When it comes to money, people are terrified to utter the phrase ‘I don’t understand.’ For some reason, there is an illogical level of shame attached to it, but it’s derived from the assumption that every adult with a good education and successful career knows about money. However, that’s just not true.
Maybe it was 100 years ago when “times were simpler,” but now, anyone with any significant level of income faces complex financial decisions that are beyond the scope of common sense and intuitive financial savvy. You could easily make the argument that our financial lives shouldn’t have to be so complex, but the reality is that they are.
So how should you manage?—ask questions, even when you think you should already know the answer. Did you learn about interest rates, asset allocation, and taxes in school? Doubtful. There are plenty of finance majors walking around that know little to nothing about those things, so I know you liberal arts majors are lost, which begs the question: why would you be embarrassed to say, “I don’t understand?”
Voltaire famously said, “Judge a man by his questions rather than by his answers,” which I take to mean that you shouldn’t always have to know the answer but be willing to find out. Now, I won’t go all the way and say that there are no stupid questions—there are. But personal finance is complicated enough that you should feel safe asking anything you want.
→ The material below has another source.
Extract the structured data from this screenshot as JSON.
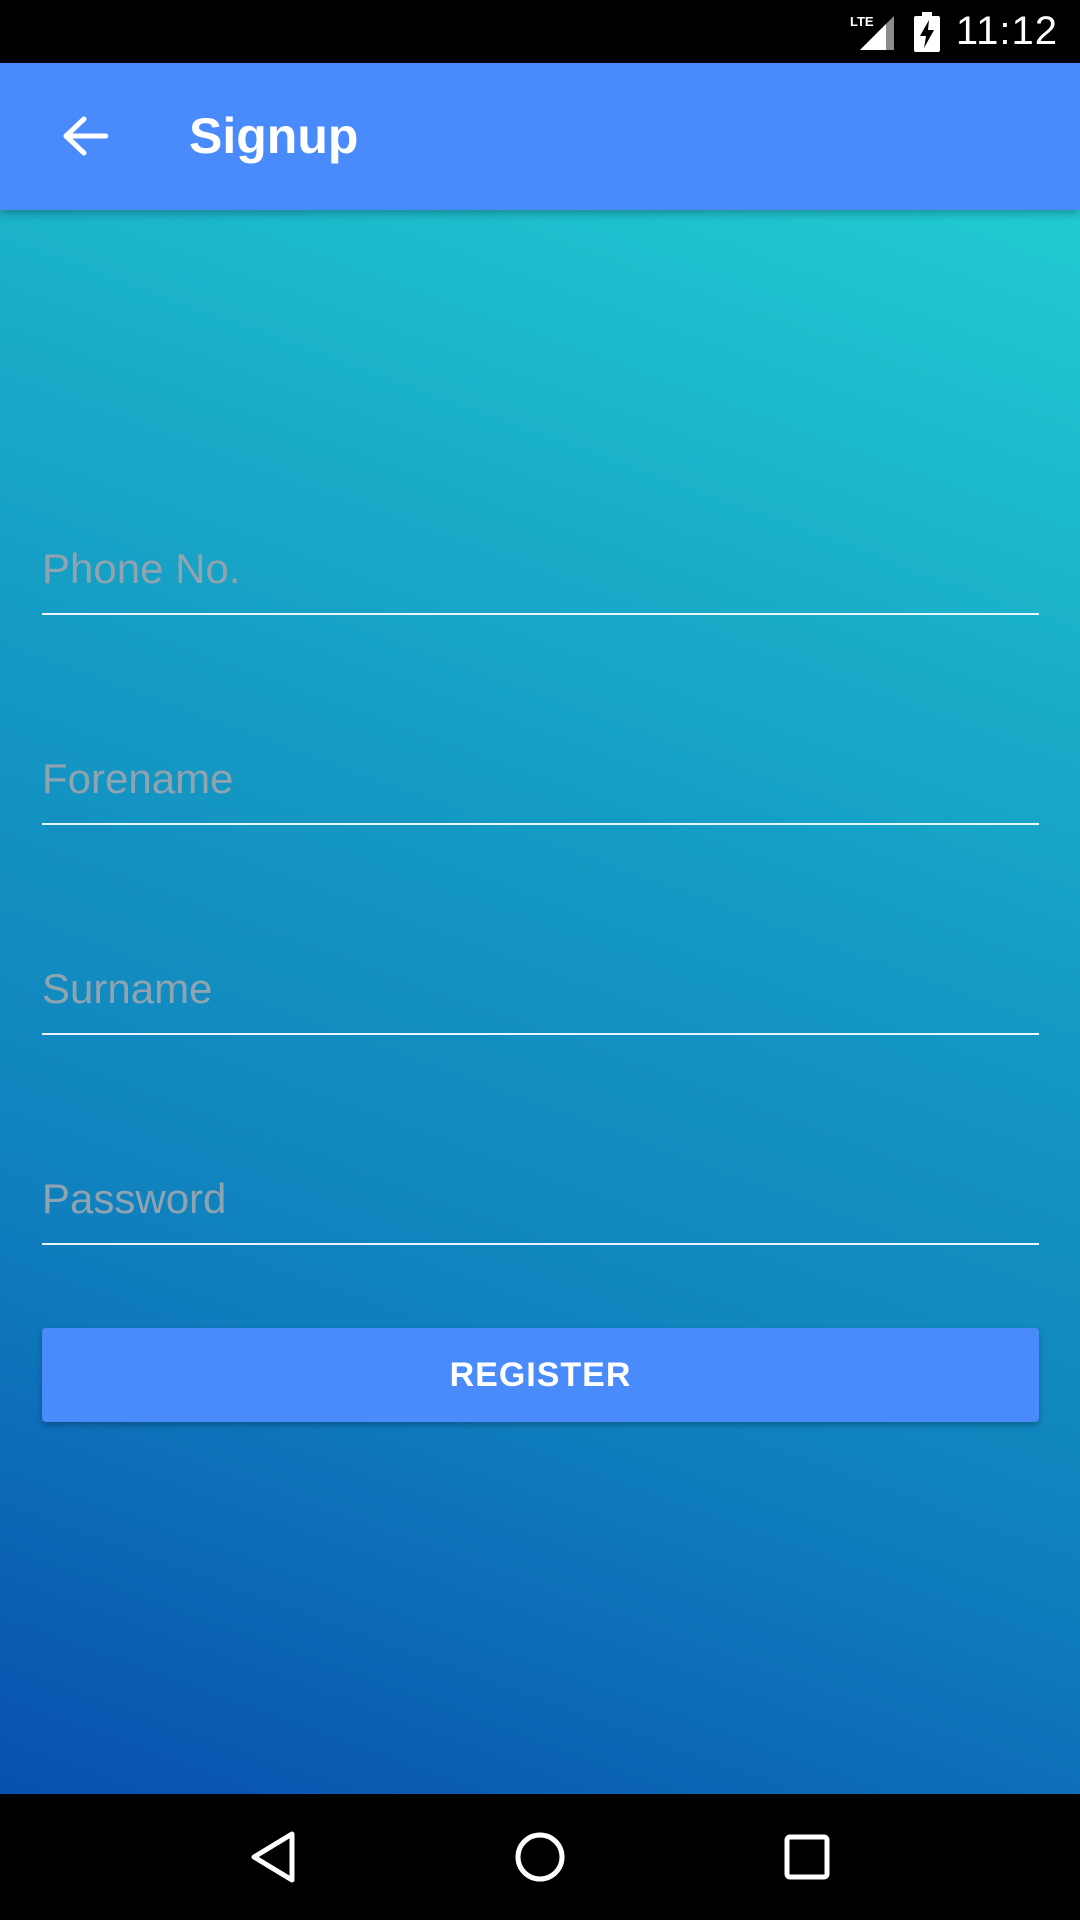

Josh Norris is an Investment Advisory Representative of LeFleur Financial. Josh can be reached at josh@LeFleurFinancial.com.